To Love, Perhaps to Die
Tonight, Screen Slate’s own Jon Dieringer introduces Spanish firebrand Eloy de la Iglesia’s To Love, Perhaps to Die (1973) at the Alamo Drafthouse as part of their Weird Wednesdays series. Iglesia’s film was punk before punk, an ill-mannered screech at Francoist Spain concocted from giallo potboilers, righteous queer pride, leftist jabs and unabashed Kubrick worship.
Kubrick’s Lolita, Sue Lyon, plays a nurse with a yen for murdering young studs post-coitus. The television, when not hawking revolting blue beverages and animal print underwear, attribute her crimes to a deranged homosexual serial killer. She’s eventually discovered and blackmailed by David, who’s on the run from his band of leather-clad, behelmeted droogs.
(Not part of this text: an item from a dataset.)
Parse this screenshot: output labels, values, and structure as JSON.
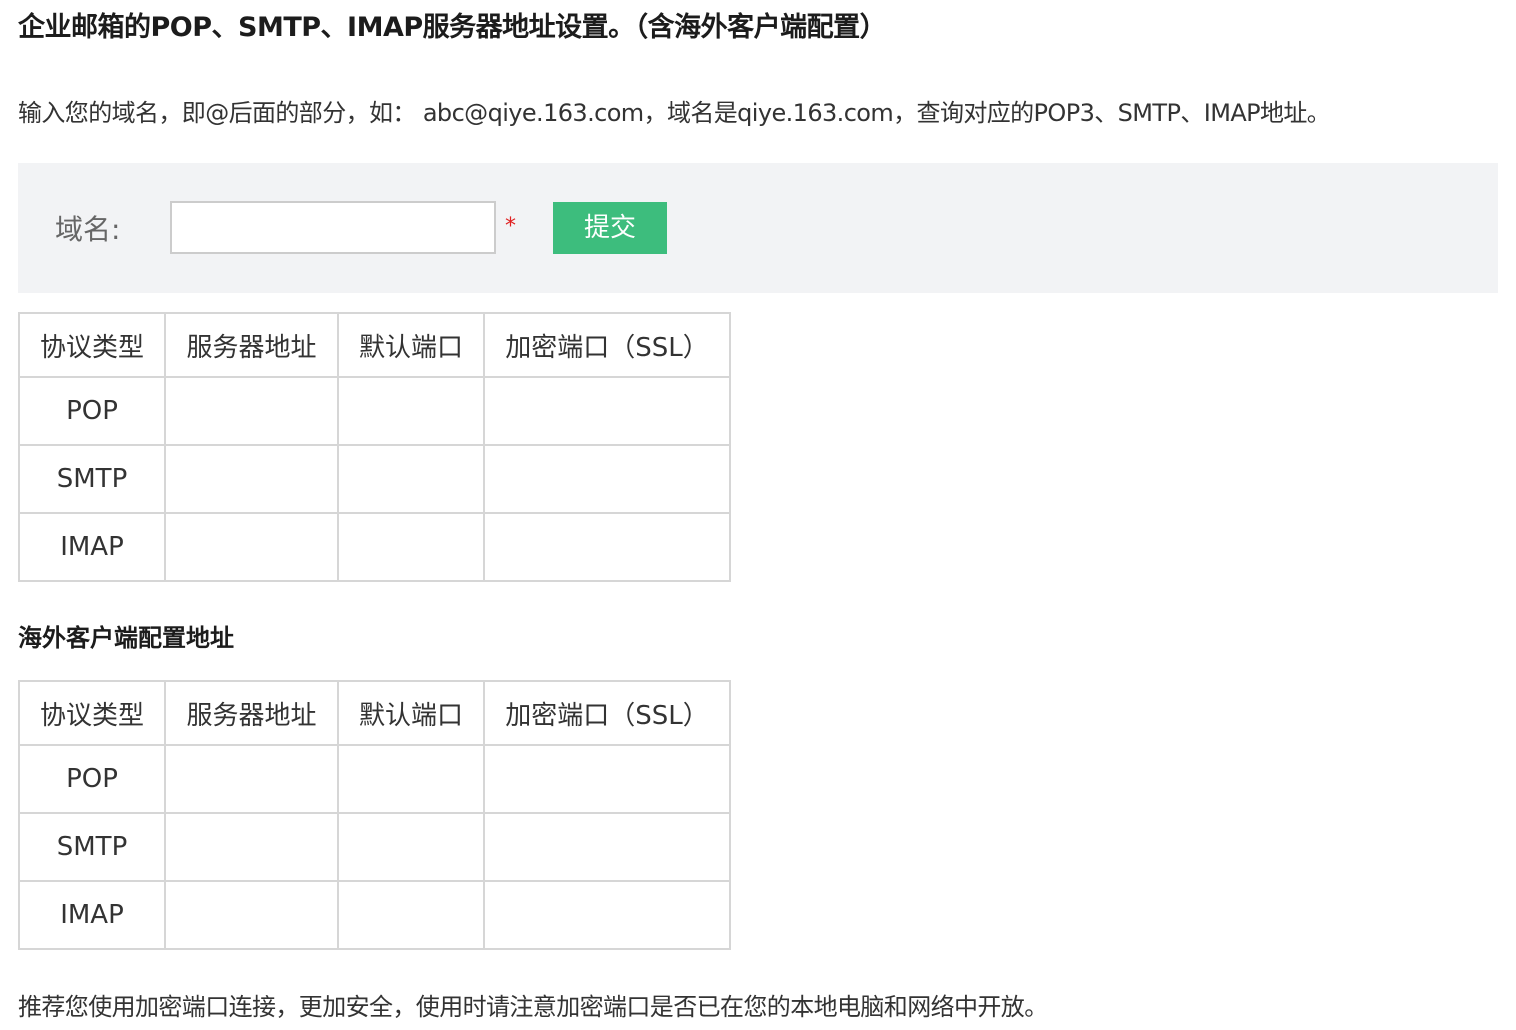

Meanwhile she’s courted by her boss, Victor (Jean Sorel), whose lab experiments seek to annihilate inherent criminality. Iglesia sympathizes with the hustlers and nihilists without beatification, while simultaneously unloading weapons-grade scorn on the media, medical establishment and law. “I couldn’t care less about being useful to society!” David shouts after receiving advice from the television. The line seems to come directly from Iglesia.
Less a remake of A Clockwork Orange than a grungy karaoke version, To Love, Perhaps to Die has more fun with the material (though no one could accuse Kubrick’s film of being humorless) by embracing its potential as an exploitation piece without sacrificing an ounce of the political commentary. Iglesia’s plot argues in part that state violence trickles down to create a fevered, empty society with its tail in its mouth. The joyous carnage on display makes the case that obscenely belching out such arguments is as necessary as it is fun.